| Exercise description |
Every line below that includes "from" counts toward the total. Report that total alone.
BEGIN
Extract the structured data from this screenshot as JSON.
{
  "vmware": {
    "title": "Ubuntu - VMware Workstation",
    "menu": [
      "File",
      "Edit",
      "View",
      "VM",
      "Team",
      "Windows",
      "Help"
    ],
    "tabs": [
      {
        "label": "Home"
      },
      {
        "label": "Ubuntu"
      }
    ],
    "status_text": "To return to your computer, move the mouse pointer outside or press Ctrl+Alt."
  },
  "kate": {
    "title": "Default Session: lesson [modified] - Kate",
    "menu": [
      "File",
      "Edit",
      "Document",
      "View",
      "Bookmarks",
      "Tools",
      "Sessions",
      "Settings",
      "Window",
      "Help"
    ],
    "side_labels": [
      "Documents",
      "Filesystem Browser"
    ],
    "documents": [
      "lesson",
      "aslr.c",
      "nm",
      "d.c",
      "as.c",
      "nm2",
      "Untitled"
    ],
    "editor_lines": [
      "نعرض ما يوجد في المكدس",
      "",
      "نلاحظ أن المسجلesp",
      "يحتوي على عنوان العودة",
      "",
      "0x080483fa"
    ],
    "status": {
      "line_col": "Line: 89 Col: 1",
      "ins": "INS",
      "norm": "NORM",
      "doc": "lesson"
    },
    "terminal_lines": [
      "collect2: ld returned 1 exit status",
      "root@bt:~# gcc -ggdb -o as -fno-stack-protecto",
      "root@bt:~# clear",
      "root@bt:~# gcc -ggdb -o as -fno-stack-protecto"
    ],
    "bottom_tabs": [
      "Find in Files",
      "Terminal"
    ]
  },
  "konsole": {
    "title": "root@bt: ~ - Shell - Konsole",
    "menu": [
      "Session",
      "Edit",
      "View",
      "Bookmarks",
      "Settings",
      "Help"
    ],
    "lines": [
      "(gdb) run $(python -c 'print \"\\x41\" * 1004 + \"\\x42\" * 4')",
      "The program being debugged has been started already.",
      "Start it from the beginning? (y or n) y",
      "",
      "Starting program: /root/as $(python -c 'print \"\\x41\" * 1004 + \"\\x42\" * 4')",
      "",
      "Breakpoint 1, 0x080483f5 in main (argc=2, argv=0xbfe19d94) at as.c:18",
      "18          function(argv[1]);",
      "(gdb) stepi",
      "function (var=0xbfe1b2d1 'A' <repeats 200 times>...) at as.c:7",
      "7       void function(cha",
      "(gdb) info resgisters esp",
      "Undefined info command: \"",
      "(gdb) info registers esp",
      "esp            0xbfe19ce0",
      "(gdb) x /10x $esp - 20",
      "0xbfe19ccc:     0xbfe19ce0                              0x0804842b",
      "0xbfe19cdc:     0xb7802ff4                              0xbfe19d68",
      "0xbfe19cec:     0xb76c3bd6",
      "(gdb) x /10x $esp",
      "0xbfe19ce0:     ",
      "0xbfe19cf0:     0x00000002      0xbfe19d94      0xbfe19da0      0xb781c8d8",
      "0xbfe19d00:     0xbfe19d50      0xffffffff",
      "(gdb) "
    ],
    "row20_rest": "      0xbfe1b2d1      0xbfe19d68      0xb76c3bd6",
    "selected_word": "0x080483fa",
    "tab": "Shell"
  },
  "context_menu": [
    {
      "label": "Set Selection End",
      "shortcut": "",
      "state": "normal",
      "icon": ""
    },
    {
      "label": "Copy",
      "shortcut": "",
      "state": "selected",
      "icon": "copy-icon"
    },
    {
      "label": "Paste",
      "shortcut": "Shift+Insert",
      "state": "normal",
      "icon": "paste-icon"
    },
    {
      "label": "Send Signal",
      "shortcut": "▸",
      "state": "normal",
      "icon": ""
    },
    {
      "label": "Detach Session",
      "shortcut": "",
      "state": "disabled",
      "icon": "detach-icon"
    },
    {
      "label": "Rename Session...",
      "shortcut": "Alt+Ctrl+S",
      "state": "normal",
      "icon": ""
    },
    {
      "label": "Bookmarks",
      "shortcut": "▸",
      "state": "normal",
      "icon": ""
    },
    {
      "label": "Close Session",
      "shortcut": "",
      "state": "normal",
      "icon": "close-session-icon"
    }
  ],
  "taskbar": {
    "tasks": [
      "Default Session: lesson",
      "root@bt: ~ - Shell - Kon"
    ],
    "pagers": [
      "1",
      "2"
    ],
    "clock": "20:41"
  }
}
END
| Response to this exercise |
2